The Ashland Tragedy (II)
Come people dear from far and wide,
And lend a willing ear to me.
While I relate the cruel facts
Of Ashland's greatest tragedy.
George Ellis was one of the men,
But Ellis Craft was in the lead;
And Wiliiam Neal, the other one,
That did this awful, awful deed.
They crept up to the Gibbons home,
The parents dear had gone away;
They entered there in dead of night,
These little children for to slay.
Now Bobby was a crippled boy,
He saw them, so George Ellis said;
Then Ellis Craft, that dark eyed fiend,
He turned and crushed poor Bobby's head.
They stood beside poor Fanny's bed,
She slept there with her little friend;
Poor children, little did they dream
This night would prove their tragic end.
They murdered both these little girls,
And left their outraged bodies lie,
They threw a torch inside the house;
Poor Bobby's body lay close by.
The town was filled with angry men,
They searched the country far and near;
George Ellis was a coward at heart,
His guilty soul was filled with fear.
At last he turned State's evidence,
"Protect me from the mob!" he said.
But from the jail they dragged him forth
And hung him by the neck till dead.
The soldiers guarded Craft and Neal,
And tried to save them from this fate;
They took them from the county jail
On board the steamer Granite State.
But Ashland blood was running high,
The ferry boat was full of men;
A pistol shot, and hell broke loose,
The soldiers started firing then.
The frightened women cried and prayed.
But when the guns had ceased to roar,
Three Ashland men lay stiff and cold,
A woman wounded on the shore.
But Craft and Neal were hung at last,
For this same crime their lives did pay.
"We're innocent!" said Ellis Craft,
"John Russell swore our iives away."
So let this tale a warning be,

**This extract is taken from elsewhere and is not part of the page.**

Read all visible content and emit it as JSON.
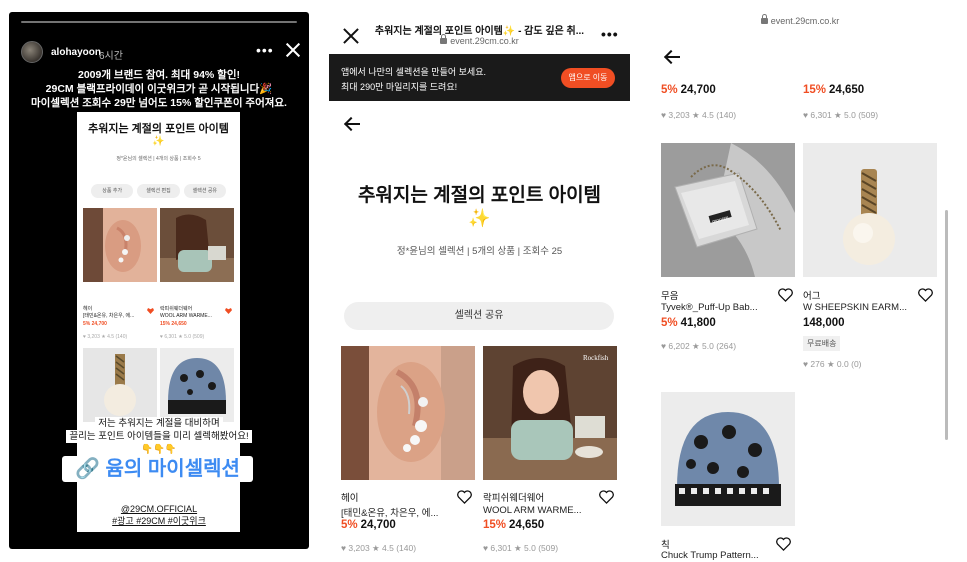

For crime will find you out at last;
You'll meet the fate George Ellis met
With William Neal and Ellis Craft.
From Ballad Makin' in the Southern Highlands, Thomas